In bright outdoors, especially on beach and water, I often use between -.3 and -1.0 exposure compensation to avoid clipped highlight on all RGB channels. This reminds me of my D80, and is NOT a complaint as I am quite familiar with this process. Seems, like the D80, the matrix meter is biased to preserve shadow detail. YMMV
LOVE the sunrise/sunset IQ/DR and get wonderful coloration without noise at high ISO.
VERY pleased so far with D600, just wish focal points were more widely dispersed. I do a lot of focus and recompose. Noticed this again last night in low light wide angle shots of 5-6 people in a room. Narrow DOF due to large aperture and with 28-35mm on tripod it was hard to keep focus accurate.
The focus point issue has been subject of many other comments and I do not want to hi-jack your thread which is about WB/metering.
When i use Nikkor lenses i hardly need to move any sliders in PP, still do but its minute, but when im using my Tamron lens, i have to adjust. no big deal really, but it has been far more accurate than anything else i have had so far, so yes i agree.
Are you using a PC that boosts saturation or contrast? That can cause the JPG rear screen image to display clipping while the RAW file is well within the DR if the camera. The rear screen and Histogram are using the embedded JPG for its calculation of clipping so any aggressive PC's will show problems where there are none with the raw file. When I set my PC to Standard or Neutral, the display and clip indications are closer to what the metering says it is and the RAW file contains. Stan St Petersburg Russia
My experience has been that the revised auto white balance function of the D600, D800/D800e and D4 is better in more extreme light. That's provided you use the Normal setting. Keep Warm Colors seems to reasonable the older style white balance more, which left incandescent lighting awfully warm and fluorescent lighting very green. All three bodies have very good matrix metering in my opinion.
Thu 27-Dec-12 11:08 PM | edited Thu 27-Dec-12 11:11 PM by William Symonds
It's a fair point that the D600 gets it right more often than the earlier cameras, and though I personally prefer the results with Auto set to A3, I can see how many/most would be happier with the WB without alteration.
I didn't like "keep warm" as outdoor shots were still a little cold to my eyes (and this is a very personal thing), whilst the indoor shots were really too warm.
Just to be clear, I set all three cameras to the Normal setting, with an A1 bias, so I like slightly warmer results, too.
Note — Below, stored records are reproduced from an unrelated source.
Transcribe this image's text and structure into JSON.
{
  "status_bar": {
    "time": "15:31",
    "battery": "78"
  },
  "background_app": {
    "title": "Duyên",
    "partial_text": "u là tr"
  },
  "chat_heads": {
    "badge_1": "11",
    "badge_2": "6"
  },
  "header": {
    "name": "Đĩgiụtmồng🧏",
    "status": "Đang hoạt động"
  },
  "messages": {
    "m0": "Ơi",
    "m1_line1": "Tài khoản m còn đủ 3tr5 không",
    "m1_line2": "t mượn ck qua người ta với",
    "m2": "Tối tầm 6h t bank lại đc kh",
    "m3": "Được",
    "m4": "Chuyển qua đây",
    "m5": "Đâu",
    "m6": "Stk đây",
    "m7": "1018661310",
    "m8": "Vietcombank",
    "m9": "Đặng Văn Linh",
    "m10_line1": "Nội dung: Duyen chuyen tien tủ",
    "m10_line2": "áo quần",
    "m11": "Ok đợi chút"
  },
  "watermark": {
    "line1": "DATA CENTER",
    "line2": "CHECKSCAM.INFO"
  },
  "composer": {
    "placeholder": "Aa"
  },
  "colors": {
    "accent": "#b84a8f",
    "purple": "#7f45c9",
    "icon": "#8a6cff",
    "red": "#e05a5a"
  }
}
I just don't like it to "give up" under incandescent and fluorescent lighting. If I'm out in sunny conditions, I tend to turn off auto white balance and use a daylight +A1 setting.
It's a bright sunny day here with lots of billowy clouds that are dark on the bottom and very white on top. The D600 isn't blowing out highlights like my D7000 did shooting the same scene with everything else being equal. I am very impressed.